Activity: Every word of the data must be reproduced in your reply exactly.

☆ ☆ ☆ ☆ ☆ ☆ ☆

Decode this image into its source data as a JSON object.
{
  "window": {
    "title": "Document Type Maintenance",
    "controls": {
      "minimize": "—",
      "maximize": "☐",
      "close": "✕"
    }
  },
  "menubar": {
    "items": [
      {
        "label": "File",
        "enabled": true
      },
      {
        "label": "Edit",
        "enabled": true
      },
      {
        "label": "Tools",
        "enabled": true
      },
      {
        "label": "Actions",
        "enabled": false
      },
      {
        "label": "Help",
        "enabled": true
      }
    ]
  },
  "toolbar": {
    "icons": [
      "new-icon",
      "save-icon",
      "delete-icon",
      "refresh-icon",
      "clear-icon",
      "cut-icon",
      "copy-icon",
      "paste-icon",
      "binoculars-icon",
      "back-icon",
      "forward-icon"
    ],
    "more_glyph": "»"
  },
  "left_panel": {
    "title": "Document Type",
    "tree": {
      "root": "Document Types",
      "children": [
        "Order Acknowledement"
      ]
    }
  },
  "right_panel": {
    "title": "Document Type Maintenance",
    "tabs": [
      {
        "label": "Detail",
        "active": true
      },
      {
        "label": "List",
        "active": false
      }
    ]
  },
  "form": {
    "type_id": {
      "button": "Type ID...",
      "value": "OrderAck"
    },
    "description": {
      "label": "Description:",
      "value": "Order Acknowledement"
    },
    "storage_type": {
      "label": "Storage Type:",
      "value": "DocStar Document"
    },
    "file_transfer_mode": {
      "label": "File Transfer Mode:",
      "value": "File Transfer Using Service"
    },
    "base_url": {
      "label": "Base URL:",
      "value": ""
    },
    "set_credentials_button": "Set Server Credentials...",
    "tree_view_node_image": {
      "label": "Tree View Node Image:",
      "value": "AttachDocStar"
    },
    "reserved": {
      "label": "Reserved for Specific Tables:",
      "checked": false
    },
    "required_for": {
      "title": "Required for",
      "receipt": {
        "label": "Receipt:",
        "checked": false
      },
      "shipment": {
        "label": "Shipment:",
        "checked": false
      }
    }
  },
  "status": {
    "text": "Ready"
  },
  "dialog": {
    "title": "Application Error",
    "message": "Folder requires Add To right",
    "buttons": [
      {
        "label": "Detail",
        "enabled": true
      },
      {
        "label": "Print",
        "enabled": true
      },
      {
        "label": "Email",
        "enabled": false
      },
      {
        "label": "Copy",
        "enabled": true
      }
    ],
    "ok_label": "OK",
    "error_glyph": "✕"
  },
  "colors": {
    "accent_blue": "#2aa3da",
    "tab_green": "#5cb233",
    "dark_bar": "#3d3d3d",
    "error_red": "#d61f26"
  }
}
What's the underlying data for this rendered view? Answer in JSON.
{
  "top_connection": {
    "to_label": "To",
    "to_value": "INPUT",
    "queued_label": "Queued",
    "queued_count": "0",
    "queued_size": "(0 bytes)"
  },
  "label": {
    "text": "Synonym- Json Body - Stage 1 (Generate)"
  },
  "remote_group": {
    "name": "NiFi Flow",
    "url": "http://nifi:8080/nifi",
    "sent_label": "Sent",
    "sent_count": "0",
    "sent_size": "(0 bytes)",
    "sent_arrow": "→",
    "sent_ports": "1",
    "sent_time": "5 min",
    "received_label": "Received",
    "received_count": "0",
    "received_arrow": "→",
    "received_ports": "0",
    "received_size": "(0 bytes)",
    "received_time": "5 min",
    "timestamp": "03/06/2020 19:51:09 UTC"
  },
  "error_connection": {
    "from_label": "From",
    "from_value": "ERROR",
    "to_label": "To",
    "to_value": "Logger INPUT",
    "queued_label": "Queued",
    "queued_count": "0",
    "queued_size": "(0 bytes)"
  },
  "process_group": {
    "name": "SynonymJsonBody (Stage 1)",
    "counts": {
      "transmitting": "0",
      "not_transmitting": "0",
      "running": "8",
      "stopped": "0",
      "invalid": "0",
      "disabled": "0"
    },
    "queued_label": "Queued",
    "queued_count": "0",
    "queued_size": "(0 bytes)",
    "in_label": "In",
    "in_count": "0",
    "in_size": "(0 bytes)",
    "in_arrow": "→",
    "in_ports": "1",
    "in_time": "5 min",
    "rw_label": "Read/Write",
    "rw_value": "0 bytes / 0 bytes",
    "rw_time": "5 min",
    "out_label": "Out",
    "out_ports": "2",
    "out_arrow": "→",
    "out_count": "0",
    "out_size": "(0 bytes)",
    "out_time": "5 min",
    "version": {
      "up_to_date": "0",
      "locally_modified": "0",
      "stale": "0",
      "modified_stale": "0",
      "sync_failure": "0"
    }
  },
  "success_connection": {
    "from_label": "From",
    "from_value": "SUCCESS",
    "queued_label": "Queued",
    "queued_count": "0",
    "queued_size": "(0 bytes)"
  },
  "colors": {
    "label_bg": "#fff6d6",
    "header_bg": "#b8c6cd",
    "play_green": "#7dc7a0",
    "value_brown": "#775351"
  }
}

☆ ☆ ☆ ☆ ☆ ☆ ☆

Exercise solution:
Decode this image into its source data as a JSON object.
{
  "window": {
    "title": "Document Type Maintenance",
    "controls": {
      "minimize": "—",
      "maximize": "☐",
      "close": "✕"
    }
  },
  "menubar": {
    "items": [
      {
        "label": "File",
        "enabled": true
      },
      {
        "label": "Edit",
        "enabled": true
      },
      {
        "label": "Tools",
        "enabled": true
      },
      {
        "label": "Actions",
        "enabled": false
      },
      {
        "label": "Help",
        "enabled": true
      }
    ]
  },
  "toolbar": {
    "icons": [
      "new-icon",
      "save-icon",
      "delete-icon",
      "refresh-icon",
      "clear-icon",
      "cut-icon",
      "copy-icon",
      "paste-icon",
      "binoculars-icon",
      "back-icon",
      "forward-icon"
    ],
    "more_glyph": "»"
  },
  "left_panel": {
    "title": "Document Type",
    "tree": {
      "root": "Document Types",
      "children": [
        "Order Acknowledement"
      ]
    }
  },
  "right_panel": {
    "title": "Document Type Maintenance",
    "tabs": [
      {
        "label": "Detail",
        "active": true
      },
      {
        "label": "List",
        "active": false
      }
    ]
  },
  "form": {
    "type_id": {
      "button": "Type ID...",
      "value": "OrderAck"
    },
    "description": {
      "label": "Description:",
      "value": "Order Acknowledement"
    },
    "storage_type": {
      "label": "Storage Type:",
      "value": "DocStar Document"
    },
    "file_transfer_mode": {
      "label": "File Transfer Mode:",
      "value": "File Transfer Using Service"
    },
    "base_url": {
      "label": "Base URL:",
      "value": ""
    },
    "set_credentials_button": "Set Server Credentials...",
    "tree_view_node_image": {
      "label": "Tree View Node Image:",
      "value": "AttachDocStar"
    },
    "reserved": {
      "label": "Reserved for Specific Tables:",
      "checked": false
    },
    "required_for": {
      "title": "Required for",
      "receipt": {
        "label": "Receipt:",
        "checked": false
      },
      "shipment": {
        "label": "Shipment:",
        "checked": false
      }
    }
  },
  "status": {
    "text": "Ready"
  },
  "dialog": {
    "title": "Application Error",
    "message": "Folder requires Add To right",
    "buttons": [
      {
        "label": "Detail",
        "enabled": true
      },
      {
        "label": "Print",
        "enabled": true
      },
      {
        "label": "Email",
        "enabled": false
      },
      {
        "label": "Copy",
        "enabled": true
      }
    ],
    "ok_label": "OK",
    "error_glyph": "✕"
  },
  "colors": {
    "accent_blue": "#2aa3da",
    "tab_green": "#5cb233",
    "dark_bar": "#3d3d3d",
    "error_red": "#d61f26"
  }
}
What's the underlying data for this rendered view? Answer in JSON.
{
  "top_connection": {
    "to_label": "To",
    "to_value": "INPUT",
    "queued_label": "Queued",
    "queued_count": "0",
    "queued_size": "(0 bytes)"
  },
  "label": {
    "text": "Synonym- Json Body - Stage 1 (Generate)"
  },
  "remote_group": {
    "name": "NiFi Flow",
    "url": "http://nifi:8080/nifi",
    "sent_label": "Sent",
    "sent_count": "0",
    "sent_size": "(0 bytes)",
    "sent_arrow": "→",
    "sent_ports": "1",
    "sent_time": "5 min",
    "received_label": "Received",
    "received_count": "0",
    "received_arrow": "→",
    "received_ports": "0",
    "received_size": "(0 bytes)",
    "received_time": "5 min",
    "timestamp": "03/06/2020 19:51:09 UTC"
  },
  "error_connection": {
    "from_label": "From",
    "from_value": "ERROR",
    "to_label": "To",
    "to_value": "Logger INPUT",
    "queued_label": "Queued",
    "queued_count": "0",
    "queued_size": "(0 bytes)"
  },
  "process_group": {
    "name": "SynonymJsonBody (Stage 1)",
    "counts": {
      "transmitting": "0",
      "not_transmitting": "0",
      "running": "8",
      "stopped": "0",
      "invalid": "0",
      "disabled": "0"
    },
    "queued_label": "Queued",
    "queued_count": "0",
    "queued_size": "(0 bytes)",
    "in_label": "In",
    "in_count": "0",
    "in_size": "(0 bytes)",
    "in_arrow": "→",
    "in_ports": "1",
    "in_time": "5 min",
    "rw_label": "Read/Write",
    "rw_value": "0 bytes / 0 bytes",
    "rw_time": "5 min",
    "out_label": "Out",
    "out_ports": "2",
    "out_arrow": "→",
    "out_count": "0",
    "out_size": "(0 bytes)",
    "out_time": "5 min",
    "version": {
      "up_to_date": "0",
      "locally_modified": "0",
      "stale": "0",
      "modified_stale": "0",
      "sync_failure": "0"
    }
  },
  "success_connection": {
    "from_label": "From",
    "from_value": "SUCCESS",
    "queued_label": "Queued",
    "queued_count": "0",
    "queued_size": "(0 bytes)"
  },
  "colors": {
    "label_bg": "#fff6d6",
    "header_bg": "#b8c6cd",
    "play_green": "#7dc7a0",
    "value_brown": "#775351"
  }
}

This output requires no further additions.